CAIRO (Reuters) - A mass trial of members of the outlawed Muslim Brotherhood began in Egypt on Saturday, but proceedings were abruptly cut short by the judge who said defense lawyers were being disruptive and “discussing politics”, a judicial source told Reuters.
Judge Saeed Youssef Mohamed would announce his ruling on Monday and requested the lawyers of the 545 defendants to submit their written defense within 24 hours, the source said, declining to be identified.
The charges against the group, on trial in the province of Southern Minya, include storming a police station, attacking persons and damaging public and private property.
Only 123 of the defendants were present, the rest being either released, out on bail or on the run. Most were arrested during clashes which erupted in Minya after the forced dispersal of two Muslim Brotherhood protest camps in Cairo on August 14.
Tarek Fouda, head of the lawyer’s syndicate in Minya said that the presiding judge had “veered away from all legal norms and that he breached the rights of the defense”.
Fouda said he would submit a report on what had occurred at Saturday’s hearing to Egypt’s Justice Minister.
Hundreds died when security forces cleared the Cairo camps, where protesters had been calling for the reinstatement of former President Mohamed Mursi, ousted by the army in July. The events sparked violent protests all over Egypt.
Shortly after the army takeover, the authorities labeled the Muslim Brotherhood a “terrorist” organization and thousands of its members have since been arrested.
Their trials have become an almost daily occurrence in Egypt, in groups of varying sizes. Mass trials are unusual, although this is the first of two scheduled in one week.
Muslim Brotherhood leader Mohamed Badie, in just one of several cases against him, will stand trial with 682 others on Tuesday, accused of incitement to kill.
The army, prompted by mass protests, overthrew Mursi after only one year in office. Army chief, Field Marshal Abdel Fattah el-Sisi announced a political roadmap that should lead to democratic transition.

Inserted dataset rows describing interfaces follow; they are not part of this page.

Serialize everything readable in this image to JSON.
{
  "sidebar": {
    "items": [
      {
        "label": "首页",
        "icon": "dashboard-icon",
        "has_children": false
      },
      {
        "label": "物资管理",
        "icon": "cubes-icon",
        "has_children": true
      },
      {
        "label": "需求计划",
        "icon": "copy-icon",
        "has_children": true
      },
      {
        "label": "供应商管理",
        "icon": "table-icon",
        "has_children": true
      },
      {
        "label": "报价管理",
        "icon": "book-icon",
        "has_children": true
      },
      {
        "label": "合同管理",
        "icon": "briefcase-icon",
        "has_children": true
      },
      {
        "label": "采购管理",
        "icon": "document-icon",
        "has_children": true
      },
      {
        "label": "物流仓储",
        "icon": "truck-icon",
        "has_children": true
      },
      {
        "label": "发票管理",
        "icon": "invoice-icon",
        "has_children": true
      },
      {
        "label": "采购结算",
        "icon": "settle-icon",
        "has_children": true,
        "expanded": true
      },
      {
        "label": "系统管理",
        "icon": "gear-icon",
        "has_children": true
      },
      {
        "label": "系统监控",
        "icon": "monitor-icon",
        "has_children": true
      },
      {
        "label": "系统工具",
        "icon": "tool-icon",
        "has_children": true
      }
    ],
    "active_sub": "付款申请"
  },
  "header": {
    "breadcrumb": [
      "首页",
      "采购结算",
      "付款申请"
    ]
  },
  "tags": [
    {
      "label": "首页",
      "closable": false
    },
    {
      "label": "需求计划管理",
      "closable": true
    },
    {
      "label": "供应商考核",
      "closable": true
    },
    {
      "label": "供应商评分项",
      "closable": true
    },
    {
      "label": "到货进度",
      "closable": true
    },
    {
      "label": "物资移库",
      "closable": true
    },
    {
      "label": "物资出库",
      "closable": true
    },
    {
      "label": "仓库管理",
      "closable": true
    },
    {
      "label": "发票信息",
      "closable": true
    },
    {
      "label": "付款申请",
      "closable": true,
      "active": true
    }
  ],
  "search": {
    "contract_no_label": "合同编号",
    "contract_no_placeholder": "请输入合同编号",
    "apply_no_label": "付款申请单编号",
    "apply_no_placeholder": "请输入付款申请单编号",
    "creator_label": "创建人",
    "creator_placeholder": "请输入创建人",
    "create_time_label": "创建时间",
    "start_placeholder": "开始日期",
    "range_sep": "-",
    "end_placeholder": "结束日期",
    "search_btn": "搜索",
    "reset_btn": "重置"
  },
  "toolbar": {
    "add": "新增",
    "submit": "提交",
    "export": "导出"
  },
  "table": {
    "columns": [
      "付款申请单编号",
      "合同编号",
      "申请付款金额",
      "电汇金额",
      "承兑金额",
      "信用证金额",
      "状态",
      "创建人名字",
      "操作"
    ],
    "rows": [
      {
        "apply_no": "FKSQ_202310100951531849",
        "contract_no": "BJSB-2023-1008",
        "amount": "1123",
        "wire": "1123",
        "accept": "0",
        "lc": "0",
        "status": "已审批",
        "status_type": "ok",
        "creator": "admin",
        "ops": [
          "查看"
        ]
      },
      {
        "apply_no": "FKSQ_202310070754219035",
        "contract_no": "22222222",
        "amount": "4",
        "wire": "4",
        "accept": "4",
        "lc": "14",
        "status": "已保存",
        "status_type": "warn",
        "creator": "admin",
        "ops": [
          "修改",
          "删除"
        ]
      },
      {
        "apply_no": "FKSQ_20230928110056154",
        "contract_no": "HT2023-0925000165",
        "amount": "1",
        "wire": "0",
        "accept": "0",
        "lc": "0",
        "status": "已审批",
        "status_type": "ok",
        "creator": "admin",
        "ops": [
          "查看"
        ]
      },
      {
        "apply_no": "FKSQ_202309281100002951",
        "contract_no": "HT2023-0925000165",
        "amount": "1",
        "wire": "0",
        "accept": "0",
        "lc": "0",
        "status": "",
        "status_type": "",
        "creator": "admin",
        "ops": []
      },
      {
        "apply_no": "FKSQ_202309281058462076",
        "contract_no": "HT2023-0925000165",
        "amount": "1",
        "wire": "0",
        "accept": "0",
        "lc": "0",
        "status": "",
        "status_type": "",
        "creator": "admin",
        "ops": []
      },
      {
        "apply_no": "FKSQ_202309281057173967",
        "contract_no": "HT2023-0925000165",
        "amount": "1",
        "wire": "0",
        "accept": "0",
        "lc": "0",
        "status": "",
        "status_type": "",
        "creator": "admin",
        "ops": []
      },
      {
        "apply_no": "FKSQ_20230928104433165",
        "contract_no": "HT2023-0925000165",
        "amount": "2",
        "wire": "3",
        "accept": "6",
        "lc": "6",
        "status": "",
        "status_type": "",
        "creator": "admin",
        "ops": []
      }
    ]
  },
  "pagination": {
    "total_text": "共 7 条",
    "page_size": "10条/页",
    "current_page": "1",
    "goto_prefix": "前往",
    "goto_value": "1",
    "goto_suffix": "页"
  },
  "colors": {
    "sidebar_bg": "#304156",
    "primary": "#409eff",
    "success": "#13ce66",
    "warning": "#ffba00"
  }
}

Sisi is widely expected to run and win presidential elections that are due to take place this year.
Reporting by Asma Alsharif; Additional reporting by Mahmoud Mourad; Editing by Raissa Kasolowsky